“That is very good news for France and the other European countries that have the same interpretation as France on this topic of the origins of CBD and the parts of the plant that are used.
“I think it could eventually have an impact on the market for hemp flowers, too. There is no reason why this ruling and the rules on Freedom of Movement should not also apply to them.”
Clarity Needed On Euro CBD Content
Advocate General Tanchev went on to say that if a national court found there were ‘risks’ associated with CBD they should look to impose less restrictive measures than blocking the free movement of goods, ‘such as the establishment of a maximum CBD content’.
Mr Cohen continued: “This guidance on CBD content is what we need in the CBD industry. Because of the lack of standards, the market is full of products that display CBD content in many different ways – or that don’t apply basic quality control. It’s very confusing for the consumers.
“We need better guidelines for the commercialization of CBD products in Europe, for example; packaging, advertisement, licensing.
“The CBD industry is booming in the US, but its development is limited in Europe because it is very difficult to navigate in such a fragmented market, with many different interpretations of international laws applied on national level.
“We need a harmonization of the regulations by the European Union. We need quality standards and large accessibility of CBD products to protect the health of European users, and the competitiveness of European companies.
“It’s so important to create specific regulations across the CBD industry to ensure safety and quality for all users.”
Implications For Novel Food Applications
Mr Cohen also believes the ruling may help companies looking to submit Novel Food applications placate reluctant national regulators.
He continued: “There are many challenges in the European CBD market and the origins of CBD is just one of them.
“If it was a block to some Novel Food applications, this ruling clarifies this point and might allow some applications currently on hold to proceed.”
Mr Cohen now runs Harmony, one of Europe’s leading CBD brands, and it is moving ahead with its Novel Food applications. For access to the UK market it needs to be submitted by March 31, 2021.

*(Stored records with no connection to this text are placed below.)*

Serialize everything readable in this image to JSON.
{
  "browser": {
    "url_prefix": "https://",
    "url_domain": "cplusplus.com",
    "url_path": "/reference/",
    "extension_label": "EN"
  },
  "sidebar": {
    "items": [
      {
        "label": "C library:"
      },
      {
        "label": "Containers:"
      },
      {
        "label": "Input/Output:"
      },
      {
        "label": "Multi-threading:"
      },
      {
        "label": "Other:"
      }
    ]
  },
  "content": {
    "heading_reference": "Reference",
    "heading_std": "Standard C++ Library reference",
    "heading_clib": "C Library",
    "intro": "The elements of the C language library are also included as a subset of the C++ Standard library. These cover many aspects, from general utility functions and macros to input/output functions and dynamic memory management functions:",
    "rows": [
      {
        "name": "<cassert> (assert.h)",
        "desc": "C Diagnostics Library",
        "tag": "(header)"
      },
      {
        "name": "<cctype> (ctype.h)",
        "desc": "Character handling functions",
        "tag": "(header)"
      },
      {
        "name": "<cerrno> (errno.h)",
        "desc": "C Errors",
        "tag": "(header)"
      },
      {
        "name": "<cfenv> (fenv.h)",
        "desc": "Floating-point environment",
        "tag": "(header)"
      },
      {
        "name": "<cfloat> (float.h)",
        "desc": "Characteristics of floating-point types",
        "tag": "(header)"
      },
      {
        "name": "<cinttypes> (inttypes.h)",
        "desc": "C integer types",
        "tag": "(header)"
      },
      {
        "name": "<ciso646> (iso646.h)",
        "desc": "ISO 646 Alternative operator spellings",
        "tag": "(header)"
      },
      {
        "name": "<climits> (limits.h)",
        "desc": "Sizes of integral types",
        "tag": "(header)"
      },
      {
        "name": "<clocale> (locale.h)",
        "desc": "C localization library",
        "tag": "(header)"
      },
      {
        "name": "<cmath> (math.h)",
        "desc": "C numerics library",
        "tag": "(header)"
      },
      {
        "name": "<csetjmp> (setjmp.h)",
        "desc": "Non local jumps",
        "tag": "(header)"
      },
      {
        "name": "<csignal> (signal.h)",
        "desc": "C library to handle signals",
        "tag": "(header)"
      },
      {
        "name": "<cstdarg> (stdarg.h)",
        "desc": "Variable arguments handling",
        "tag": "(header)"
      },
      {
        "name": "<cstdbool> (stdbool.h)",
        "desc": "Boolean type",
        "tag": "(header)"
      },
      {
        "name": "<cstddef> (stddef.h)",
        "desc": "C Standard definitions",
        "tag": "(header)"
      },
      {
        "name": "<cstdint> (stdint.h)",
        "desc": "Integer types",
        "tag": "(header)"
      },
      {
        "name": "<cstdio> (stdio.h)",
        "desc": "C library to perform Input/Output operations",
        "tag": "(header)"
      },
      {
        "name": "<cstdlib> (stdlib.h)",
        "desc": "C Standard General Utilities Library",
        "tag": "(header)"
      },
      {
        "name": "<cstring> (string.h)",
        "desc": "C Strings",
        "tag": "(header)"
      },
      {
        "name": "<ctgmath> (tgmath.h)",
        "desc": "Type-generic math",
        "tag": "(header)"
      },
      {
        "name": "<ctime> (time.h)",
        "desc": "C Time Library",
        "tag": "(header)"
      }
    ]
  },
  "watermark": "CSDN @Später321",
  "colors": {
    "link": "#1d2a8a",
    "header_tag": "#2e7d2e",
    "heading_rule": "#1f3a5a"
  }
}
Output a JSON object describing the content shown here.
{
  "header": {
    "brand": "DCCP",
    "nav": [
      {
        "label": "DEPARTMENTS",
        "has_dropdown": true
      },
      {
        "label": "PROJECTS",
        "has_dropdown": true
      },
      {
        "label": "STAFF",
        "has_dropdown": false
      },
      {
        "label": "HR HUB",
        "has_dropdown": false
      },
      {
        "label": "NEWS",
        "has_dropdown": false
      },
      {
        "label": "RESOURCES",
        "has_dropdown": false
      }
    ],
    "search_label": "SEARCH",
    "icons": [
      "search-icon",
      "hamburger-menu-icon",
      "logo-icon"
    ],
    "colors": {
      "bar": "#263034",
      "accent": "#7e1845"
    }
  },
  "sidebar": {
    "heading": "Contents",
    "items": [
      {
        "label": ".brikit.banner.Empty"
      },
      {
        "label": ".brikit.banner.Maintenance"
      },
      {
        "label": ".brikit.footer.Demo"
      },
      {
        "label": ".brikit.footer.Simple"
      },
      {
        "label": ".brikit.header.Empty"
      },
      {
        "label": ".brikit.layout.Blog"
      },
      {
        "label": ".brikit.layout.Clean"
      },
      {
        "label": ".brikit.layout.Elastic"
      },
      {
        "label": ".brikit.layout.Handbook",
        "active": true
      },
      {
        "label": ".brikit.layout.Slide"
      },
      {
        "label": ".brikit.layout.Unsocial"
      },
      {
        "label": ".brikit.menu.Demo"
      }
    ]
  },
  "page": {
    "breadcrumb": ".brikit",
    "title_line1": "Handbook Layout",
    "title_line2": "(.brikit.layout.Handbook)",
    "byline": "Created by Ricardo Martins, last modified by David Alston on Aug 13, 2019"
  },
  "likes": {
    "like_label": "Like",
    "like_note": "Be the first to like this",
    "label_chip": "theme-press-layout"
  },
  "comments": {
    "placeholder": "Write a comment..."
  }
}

He said: “We are working with laboratory to submit the necessary safety data, most of studies have been done and we will be ready in time.”